How did Canadian border officers come to think of themselves as a "police of the border"? This book tells the story of the shift to law enforcement in Canadian border control. From the 1990s onward, it traces the transformation of a customs organization into a border-policing agency.
Border Frictions investigates how considerable political efforts and state resources have made bordering a matter of security and trade facilitation best managed with surveillance technologies. Based on interviews with border officers, ethnographic work carried out in the vicinity of land border ports of entry and policy analysis, this book illuminates features seldom reviewed by critical border scholars. These include the fraught circulation of data, the role of unions in shaping the border policy agenda, the significance of professional socialization in the making of distinct generations of security workers and evidence of the masculinization of bordering. In a time when surveillance technologies track the mobilities of goods and people and push their control beyond and inside geopolitical borderlines, C t -Boucher unpacks how we came to accept the idea that it is vital to deploy coercive bordering tactics at the land border.
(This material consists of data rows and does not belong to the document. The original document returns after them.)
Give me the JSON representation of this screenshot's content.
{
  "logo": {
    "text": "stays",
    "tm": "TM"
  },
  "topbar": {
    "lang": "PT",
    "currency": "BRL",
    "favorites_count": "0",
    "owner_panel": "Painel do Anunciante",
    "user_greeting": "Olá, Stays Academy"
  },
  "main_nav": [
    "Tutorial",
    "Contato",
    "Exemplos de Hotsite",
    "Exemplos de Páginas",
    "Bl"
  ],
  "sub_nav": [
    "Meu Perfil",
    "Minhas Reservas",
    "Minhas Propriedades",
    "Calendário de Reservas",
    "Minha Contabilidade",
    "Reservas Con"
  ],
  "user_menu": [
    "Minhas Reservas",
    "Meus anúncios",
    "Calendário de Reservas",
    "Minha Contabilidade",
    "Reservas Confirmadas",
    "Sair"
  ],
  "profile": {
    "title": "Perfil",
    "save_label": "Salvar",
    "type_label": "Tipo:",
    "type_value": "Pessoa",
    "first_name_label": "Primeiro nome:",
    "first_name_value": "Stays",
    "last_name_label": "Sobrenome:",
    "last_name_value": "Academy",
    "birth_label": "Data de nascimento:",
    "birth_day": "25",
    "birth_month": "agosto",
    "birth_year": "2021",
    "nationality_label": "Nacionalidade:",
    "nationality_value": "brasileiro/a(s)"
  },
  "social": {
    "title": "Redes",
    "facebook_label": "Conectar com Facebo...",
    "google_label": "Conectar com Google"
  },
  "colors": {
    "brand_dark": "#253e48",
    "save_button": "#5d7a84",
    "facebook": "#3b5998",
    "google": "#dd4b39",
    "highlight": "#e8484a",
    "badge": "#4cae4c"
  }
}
Written in a clear and engaging style, this book will appeal to students and scholars in criminology, sociology, social theory, politics, and geography and appeal to those interested in learning about the everyday reality of policing the border.